▶ _EXERCISE BRIEF_:
The lines to copy are those in the listing that hold the word "初次入户情况登记".

*****

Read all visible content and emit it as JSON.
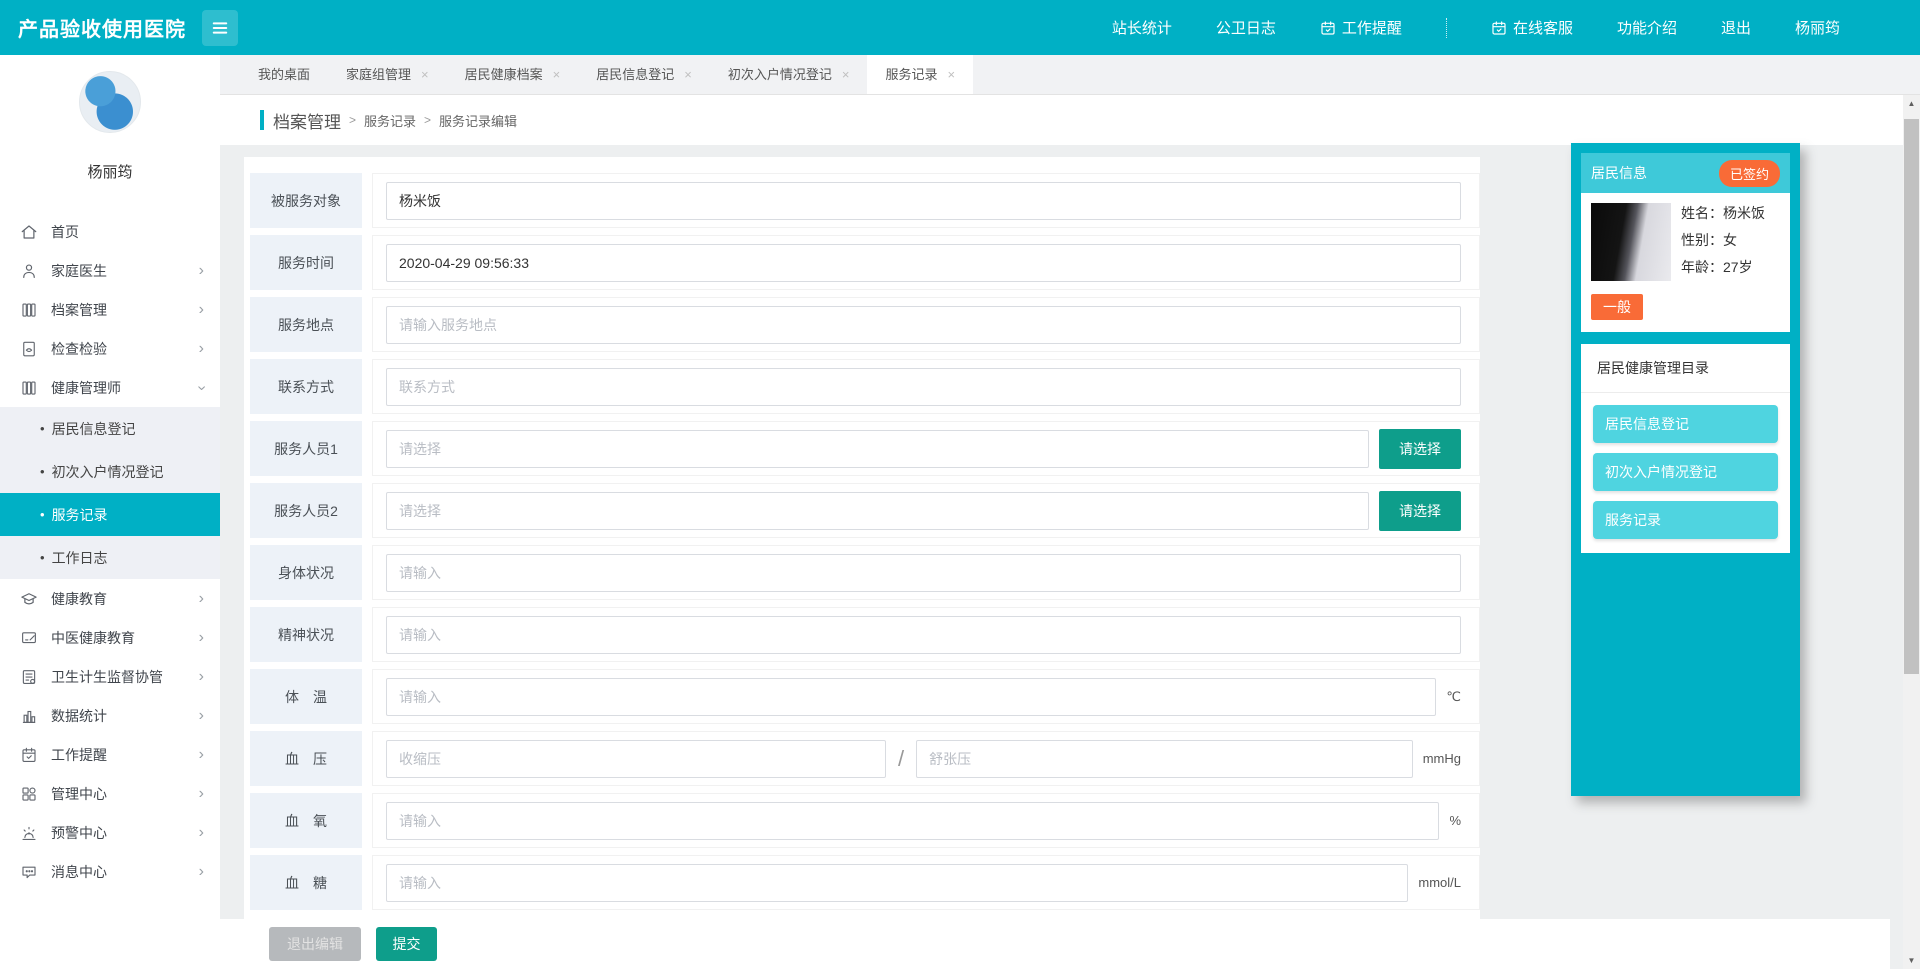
{
  "ui": {
    "close": "×",
    "chevron": "›",
    "bullet": "•",
    "arrow_up": "▲",
    "arrow_down": "▼",
    "crumb_sep": ">",
    "bp_sep": "/"
  },
  "colors": {
    "teal": "#00b0c5",
    "green": "#0e9e8b",
    "orange": "#f96b37",
    "panel_header": "#3ec9d9",
    "catalog_button": "#4fd4e0"
  },
  "header": {
    "title": "产品验收使用医院",
    "nav": [
      {
        "label": "站长统计"
      },
      {
        "label": "公卫日志"
      },
      {
        "label": "工作提醒",
        "icon": "calendar-icon"
      },
      {
        "label": "在线客服",
        "icon": "calendar-icon"
      },
      {
        "label": "功能介绍"
      },
      {
        "label": "退出"
      },
      {
        "label": "杨丽筠"
      }
    ]
  },
  "sidebar": {
    "username": "杨丽筠",
    "items": [
      {
        "label": "首页"
      },
      {
        "label": "家庭医生"
      },
      {
        "label": "档案管理"
      },
      {
        "label": "检查检验"
      },
      {
        "label": "健康管理师"
      }
    ],
    "submenu": [
      {
        "label": "居民信息登记"
      },
      {
        "label": "初次入户情况登记"
      },
      {
        "label": "服务记录"
      },
      {
        "label": "工作日志"
      }
    ],
    "items2": [
      {
        "label": "健康教育"
      },
      {
        "label": "中医健康教育"
      },
      {
        "label": "卫生计生监督协管"
      },
      {
        "label": "数据统计"
      },
      {
        "label": "工作提醒"
      },
      {
        "label": "管理中心"
      },
      {
        "label": "预警中心"
      },
      {
        "label": "消息中心"
      }
    ]
  },
  "tabs": [
    {
      "label": "我的桌面"
    },
    {
      "label": "家庭组管理"
    },
    {
      "label": "居民健康档案"
    },
    {
      "label": "居民信息登记"
    },
    {
      "label": "初次入户情况登记"
    },
    {
      "label": "服务记录"
    }
  ],
  "breadcrumb": {
    "root": "档案管理",
    "items": [
      "服务记录",
      "服务记录编辑"
    ]
  },
  "form": {
    "rows": [
      {
        "label": "被服务对象",
        "value": "杨米饭"
      },
      {
        "label": "服务时间",
        "value": "2020-04-29 09:56:33"
      },
      {
        "label": "服务地点",
        "placeholder": "请输入服务地点"
      },
      {
        "label": "联系方式",
        "placeholder": "联系方式"
      },
      {
        "label": "服务人员1",
        "placeholder": "请选择",
        "button": "请选择"
      },
      {
        "label": "服务人员2",
        "placeholder": "请选择",
        "button": "请选择"
      },
      {
        "label": "身体状况",
        "placeholder": "请输入"
      },
      {
        "label": "精神状况",
        "placeholder": "请输入"
      },
      {
        "label": "体　温",
        "placeholder": "请输入",
        "unit": "℃"
      },
      {
        "label": "血　压",
        "ph1": "收缩压",
        "ph2": "舒张压",
        "unit": "mmHg"
      },
      {
        "label": "血　氧",
        "placeholder": "请输入",
        "unit": "%"
      },
      {
        "label": "血　糖",
        "placeholder": "请输入",
        "unit": "mmol/L"
      }
    ]
  },
  "footer": {
    "cancel": "退出编辑",
    "submit": "提交"
  },
  "panel": {
    "title": "居民信息",
    "badge": "已签约",
    "fields": [
      {
        "k": "姓名：",
        "v": "杨米饭"
      },
      {
        "k": "性别：",
        "v": "女"
      },
      {
        "k": "年龄：",
        "v": "27岁"
      }
    ],
    "level": "一般",
    "catalog_title": "居民健康管理目录",
    "catalog": [
      "居民信息登记",
      "初次入户情况登记",
      "服务记录"
    ]
  }
}
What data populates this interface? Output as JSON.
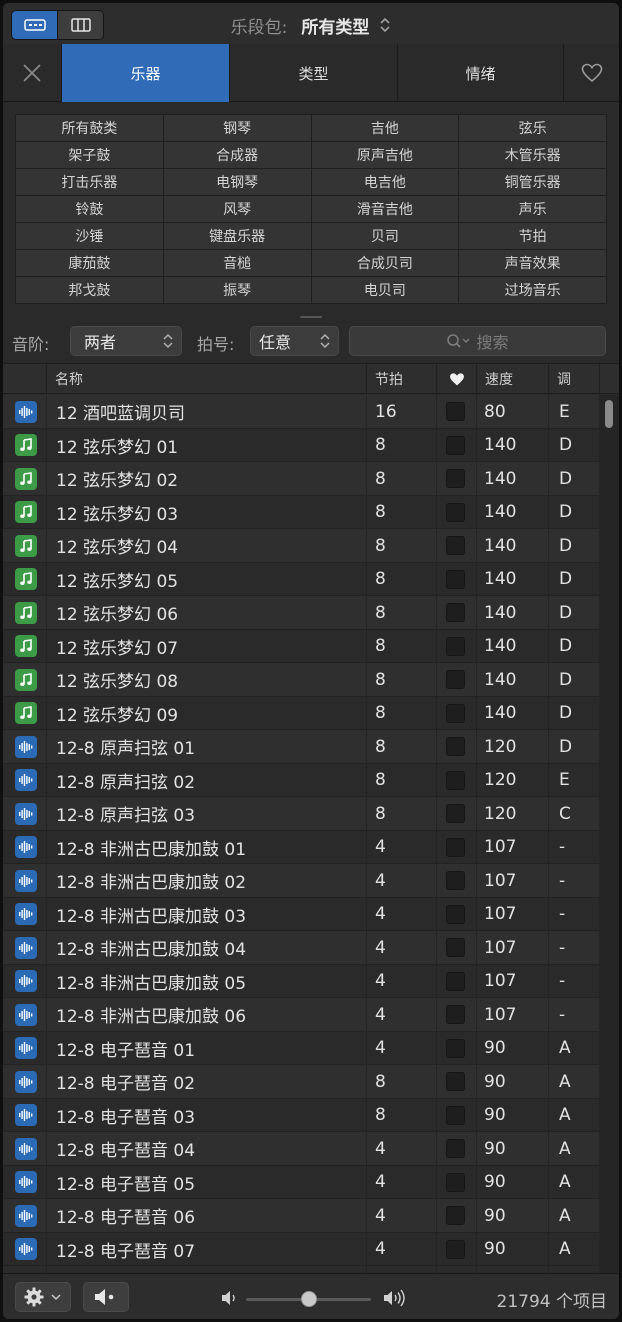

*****

▶ _TASK SOLUTION_:
        "label": "初次入户情况登记"
      "label": "初次入户情况登记"
      "初次入户情况登记",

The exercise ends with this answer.